Who is eligible for the CUPID Summer Fellowship Program?
All students currently enrolled in the first year of an accredited medical school program in the US or in a US territory are eligible to apply, provided they are academically in good standing.
My school is affiliated with an NCI-designated comprehensive cancer center. Can I still apply?
Yes! However, the number of slots available to you is limited by the grant that funds the program.
How do I complete and submit an application?
You must complete your application online at the CUPID-STOP Website, according to the instructions provided. Applications will not be accepted by mail. The application deadline is February 3, 2017. Late applications will not be considered.
Where are program activities located?
Students will be assigned to one of two sites: The Johns Hopkins Medical Institutions located in East Baltimore or Indiana University in Indianapolis.
Do both sites run the same program?
Yes. While each institution will emphasizes its unique strengths, all didactic sessions and conferences will be shared by videoconference.
Can I pick which site I attend?
You can apply to one site or to both sites, the choice is up to you. However, if you apply to both sites, you will only be able to be accepted at one of them. We request your preference, but this cannot always be honored.
Do the students in Baltimore and Indianapolis interact with one another?
Yes, in addition to the videoconferences, students will travel to a common site during the program to meet, interact and network. More information will be provided to invitees.
Does the program provide housing?
Yes. We are unfortunately unable to provide housing for students wishing to live with their partner/spouse during the fellowship. Accepted students must notify the program administrator if they plan to live elsewhere.
Can I bring a car?
Yes, but parking is limited at both sites. The program administrator can provide additional information.
Can I select my mentor?
Are students from the Johns Hopkins School of Medicine eligible to apply?
Yes. However, JHU students accepted into the CUPID/STOP program will be funded by the program and will not be eligible for the Dean's stipend.
No, all assignments will be made by the Program Directors after review of the student's application materials. Students are not permitted to contact mentors during the application process.

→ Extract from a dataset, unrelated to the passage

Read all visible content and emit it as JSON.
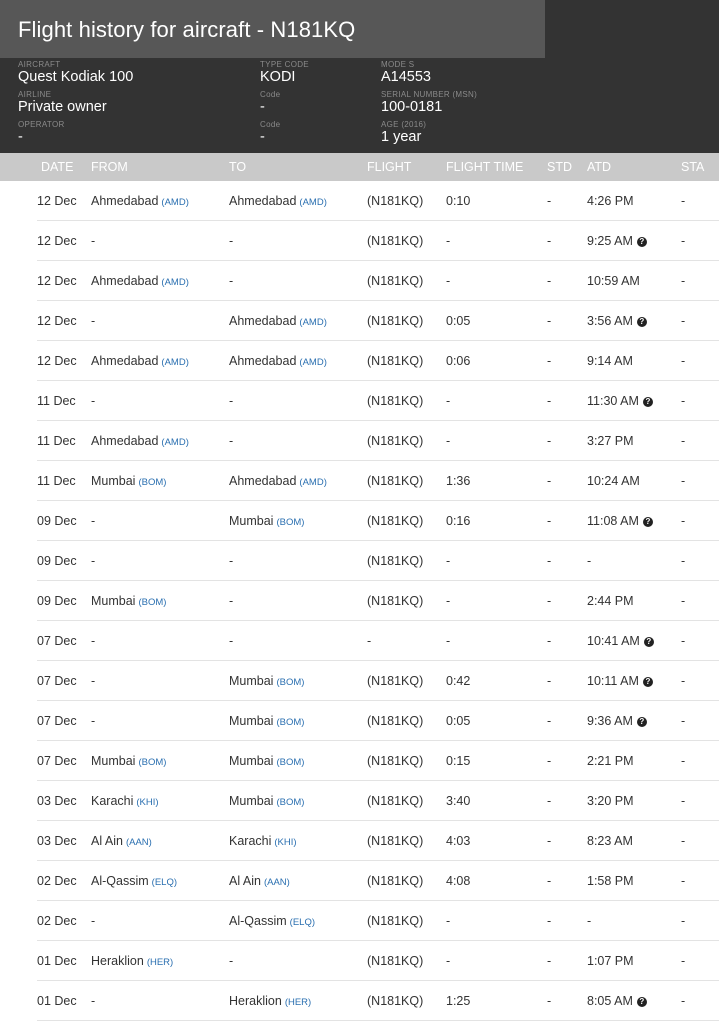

I prefer a clinical mentor. Is this possible?
Generally not. This is primarily a laboratory-based program. However, all students will participate in half-day clinical rotations in medical, radiation, and surgical oncology, and will have additional opportunities to work in the clinic.
How is the stipend paid?
CUPID fellows are paid a stipend of $5,000 over the 7-week period. Typically, the amount is split over 3 - 4 pay periods. Taxes are not deducted from the stipend checks.
Can I miss time during the program?
All students in the summer program are expected to attend each day for the duration of the program. Excused absences will only be granted on a case-by-case basis.
What is a typical day for the CUPID Fellow?
Students will spend most of each day -as well as some evenings and weekends as needed -working on a laboratory-based research project under the guidance of their mentor and senior lab members. Didactic lectures or journal discussions are held over lunch, which is provided by the program almost every weekday. These sessions will be conducted as teleconferences that connect the Baltimore and Indianapolis sites. Three half-day clinical rotations in medical oncology, radiation oncology, and surgical oncology are scheduled during the 7-week program. Additional rotations may be scheduled depending on student interest and the availability of faculty.
When will I be notified if I am accepted into the program?
We plan to notify participants sometime in mid-February.
How is the topic of healthcare disparities incorporated into the laboratory research component?
The laboratory experience is designed to complement the diverse topics discussed in the didactic sessions, and to provide a basic appreciation of the research environment. The assigned projects may or may not directly address scientific issues related to cancer health disparities.